Discussing The Facebook Whistleblower With Our Kids

Dr. Delaney Ruston – So much is going on with Facebook RIGHT NOW. The Facebook/Instagram whistleblower is testifying at this moment before the Senate. Yesterday Facebook, Instagram, Oculus, and WhatsApp all went down for hours for the first time ever.  

On Sunday night, 60 Minutes revealed the identity of the  Facebook whistleblower. Her name is Frances Haugen. Haugen copied thousands of pages of internal documents and shared them with the Wall Street Journal. In the 60 Minutes interview, Haugen talks about why she decided to go public with internal company documents.

Consider watching these clips from the 60 Minutes interview with your kids. The discussion questions at the end of this blog are great for sparking a conversation about the clips.  

I have immense respect for whistleblowers. The work, risks, and costs to a whistleblower are huge. Haugen secretly copied thousands of research files which clearly had lots of risks involved. Also, some of her colleagues will be angry with her — after all, her actions can lead to a decline in the company’s stock prices, and part of employee compensation might be in the form of stock prices. Another big issue is that Haugen will face legal backlash from Facebook and most likely contend with significant lawyer fees.

Other colleagues will be grateful for Haugen’s actions because many have also been frustrated and voiced concerns with the leadership about similar problems they see at Facebook and Instagram.

Why did Haugen decide to take on the heavy job of a whistleblower? Her answer resonated with me.  She talked about a good friend who turned into a conspiracist and how she feels Facebook was partly to blame. Sadly this has happened in my own family. It has happened to many, many families in our country. 

One of the key points from Haugen’s 60 Minutes interview to discuss with your kids is how Facebook and Instagram are working to keep all eyes glued to their platforms. Their internal research shows that more hateful and divisive content gets more eyeballs. To make this point, Haugen discussed some of the research Facebook did but never publicly shared. 

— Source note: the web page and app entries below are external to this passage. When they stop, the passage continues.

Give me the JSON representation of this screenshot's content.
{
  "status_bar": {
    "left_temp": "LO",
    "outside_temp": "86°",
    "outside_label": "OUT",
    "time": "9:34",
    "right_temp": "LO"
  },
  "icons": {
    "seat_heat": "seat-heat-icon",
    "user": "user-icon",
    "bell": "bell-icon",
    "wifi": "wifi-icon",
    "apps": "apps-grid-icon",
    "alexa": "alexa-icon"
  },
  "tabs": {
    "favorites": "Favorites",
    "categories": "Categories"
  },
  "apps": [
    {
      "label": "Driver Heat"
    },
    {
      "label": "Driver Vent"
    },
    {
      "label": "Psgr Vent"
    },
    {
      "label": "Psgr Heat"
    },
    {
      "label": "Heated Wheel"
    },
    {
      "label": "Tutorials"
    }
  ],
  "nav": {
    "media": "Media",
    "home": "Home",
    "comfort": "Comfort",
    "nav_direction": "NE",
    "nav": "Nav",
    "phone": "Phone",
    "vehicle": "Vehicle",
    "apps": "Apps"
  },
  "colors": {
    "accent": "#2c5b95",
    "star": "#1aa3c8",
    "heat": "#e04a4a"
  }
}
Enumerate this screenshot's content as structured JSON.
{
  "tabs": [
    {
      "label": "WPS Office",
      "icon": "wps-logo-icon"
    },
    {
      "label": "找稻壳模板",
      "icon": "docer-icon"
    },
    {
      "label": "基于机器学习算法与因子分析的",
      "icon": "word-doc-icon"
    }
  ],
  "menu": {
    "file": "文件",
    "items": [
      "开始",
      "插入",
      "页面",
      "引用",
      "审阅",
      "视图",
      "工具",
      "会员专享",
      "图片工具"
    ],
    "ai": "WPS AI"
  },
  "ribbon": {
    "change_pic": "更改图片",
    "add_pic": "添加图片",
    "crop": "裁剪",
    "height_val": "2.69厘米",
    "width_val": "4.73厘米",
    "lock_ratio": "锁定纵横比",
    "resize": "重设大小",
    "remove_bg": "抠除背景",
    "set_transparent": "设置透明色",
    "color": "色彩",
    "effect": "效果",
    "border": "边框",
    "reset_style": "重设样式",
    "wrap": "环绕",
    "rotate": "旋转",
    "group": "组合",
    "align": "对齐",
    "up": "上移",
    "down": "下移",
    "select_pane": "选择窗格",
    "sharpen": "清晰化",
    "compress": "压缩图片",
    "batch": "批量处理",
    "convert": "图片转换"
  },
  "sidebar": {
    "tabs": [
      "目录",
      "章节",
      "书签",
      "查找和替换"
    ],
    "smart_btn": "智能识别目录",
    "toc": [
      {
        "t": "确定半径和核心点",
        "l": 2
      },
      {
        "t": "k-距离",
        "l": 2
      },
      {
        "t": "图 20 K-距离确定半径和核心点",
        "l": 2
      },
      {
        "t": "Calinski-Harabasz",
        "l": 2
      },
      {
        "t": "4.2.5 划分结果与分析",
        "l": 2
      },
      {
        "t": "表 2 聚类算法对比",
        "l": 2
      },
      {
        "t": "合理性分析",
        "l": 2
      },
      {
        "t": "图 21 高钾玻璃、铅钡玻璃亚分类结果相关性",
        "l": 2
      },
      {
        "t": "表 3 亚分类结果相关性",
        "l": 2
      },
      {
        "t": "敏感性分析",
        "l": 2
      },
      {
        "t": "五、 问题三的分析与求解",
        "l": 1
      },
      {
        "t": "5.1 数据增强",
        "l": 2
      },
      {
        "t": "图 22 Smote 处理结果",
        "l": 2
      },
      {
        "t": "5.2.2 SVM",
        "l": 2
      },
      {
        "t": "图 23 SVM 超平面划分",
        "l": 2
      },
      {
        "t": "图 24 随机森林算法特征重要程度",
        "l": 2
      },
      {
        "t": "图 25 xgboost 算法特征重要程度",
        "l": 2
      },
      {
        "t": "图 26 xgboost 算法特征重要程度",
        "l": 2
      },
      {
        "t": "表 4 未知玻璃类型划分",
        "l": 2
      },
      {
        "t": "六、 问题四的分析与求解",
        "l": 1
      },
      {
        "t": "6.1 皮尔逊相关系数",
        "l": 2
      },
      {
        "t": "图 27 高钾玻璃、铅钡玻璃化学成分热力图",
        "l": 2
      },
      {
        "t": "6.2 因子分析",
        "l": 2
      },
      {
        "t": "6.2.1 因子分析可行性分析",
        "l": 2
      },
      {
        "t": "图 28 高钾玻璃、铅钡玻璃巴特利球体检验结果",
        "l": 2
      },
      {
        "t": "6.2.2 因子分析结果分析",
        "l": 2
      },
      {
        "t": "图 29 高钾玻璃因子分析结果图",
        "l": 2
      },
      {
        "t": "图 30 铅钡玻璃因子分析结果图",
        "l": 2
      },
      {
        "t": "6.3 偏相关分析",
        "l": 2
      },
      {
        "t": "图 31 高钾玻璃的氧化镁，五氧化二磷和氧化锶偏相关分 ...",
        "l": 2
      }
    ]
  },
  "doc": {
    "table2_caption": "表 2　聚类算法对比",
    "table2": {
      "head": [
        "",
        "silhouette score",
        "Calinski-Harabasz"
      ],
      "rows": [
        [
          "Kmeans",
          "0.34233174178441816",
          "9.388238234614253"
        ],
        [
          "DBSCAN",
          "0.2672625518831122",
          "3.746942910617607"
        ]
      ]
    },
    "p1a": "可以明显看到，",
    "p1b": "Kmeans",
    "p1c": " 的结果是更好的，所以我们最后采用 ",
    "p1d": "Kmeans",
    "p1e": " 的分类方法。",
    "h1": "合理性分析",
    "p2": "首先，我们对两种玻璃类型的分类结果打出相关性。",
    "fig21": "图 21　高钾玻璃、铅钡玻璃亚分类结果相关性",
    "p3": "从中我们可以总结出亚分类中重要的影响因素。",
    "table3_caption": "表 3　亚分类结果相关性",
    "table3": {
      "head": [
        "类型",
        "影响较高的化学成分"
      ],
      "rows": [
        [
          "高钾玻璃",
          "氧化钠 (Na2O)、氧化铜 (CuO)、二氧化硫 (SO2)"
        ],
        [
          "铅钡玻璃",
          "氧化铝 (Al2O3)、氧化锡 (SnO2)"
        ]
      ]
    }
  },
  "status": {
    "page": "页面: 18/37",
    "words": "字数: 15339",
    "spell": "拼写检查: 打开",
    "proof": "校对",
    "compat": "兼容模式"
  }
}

They did experiments in which they created a new user profile —  I’ll call the user “George” — and they had George “like” four accounts: Donald Trump, Melania, Fox News, and a local news provider. Then, they had George engage with the first ten things offered to him via Facebook by “liking” a post or joining a group. The research team found that in just one week, the platform was offering up QAnon posts, and then in another two weeks, George was served up posts about “white genocide.” This happened because Facebook uses algorithms that calculate that the more controversial posts get higher engagement.

One of the most disturbing issues from Haugen’s shared documents is evidence showing Facebook knew that Instagram could cause negative body issues for girls using their profit-centered algorithms. This is a whole topic unto itself that I will devote to an upcoming TTT.

Facebook says that they are overly blamed for polarization in the world. I agree they are not fully to blame. There are many factors at play, and no one social media giant is causing all the woes in our world. Multiple circumstances are influencing extreme divisions, such as economic inequalities and much more. Yet that said, the reach of this mammoth company is beyond comprehension, and many extremely negative things are happening with it. 

Facebook also defends itself by saying they work hard to prevent problems like disinformation on their platforms. But, Haugen, like others I have spoken with, says that Facebook is not doing enough. For example, she was on a counter-espionage team with less than ten people, and she said they needed more than ten times that to do a decent job.

I want our kids to know that Facebook often points out that people are free not to use their products, i.e.,  Facebook and Instagram. But what do we think of the fact that it also owns Facetime, Messenger, and WhatsApp, along with other ones? It is massive. 

Our kids might think that whistleblowers are only people far along their careers, but anyone can be a whistleblower.  Just two weeks ago, I watched George Shultz’s grandson, Tyler Shultz, talk about why he decided to become a whistleblower and he was in his early 20s. His decision had to do with working at Theranos when he was 23. While there, he realized the leaders were publicly lying about their product, which was incredibly upsetting to him because it was a medical device that reported lab results, and doctors and patients relied on those results, but some of the results were wrong! 

Tyler was worried about coming forward for all sorts of reasons, including his fear he might not ever get a job in a biotech company again. Fortunately, quite the opposite happened to him. He said he received multiple job offers, and I am sure it was partially because people valued his integrity.  

 Ideas to get the discussion started: 

  1. What are some whistleblowers you’ve heard about?
  2. What do you think about the reason that Frances Haugen gave about her concerns that more people are becoming conspiracy theorists in direct relation to their time spent on Facebook?
  3. Could you ever see yourself whistleblowing for something you saw at work?
  4. What do you think of the 60 Minute clips?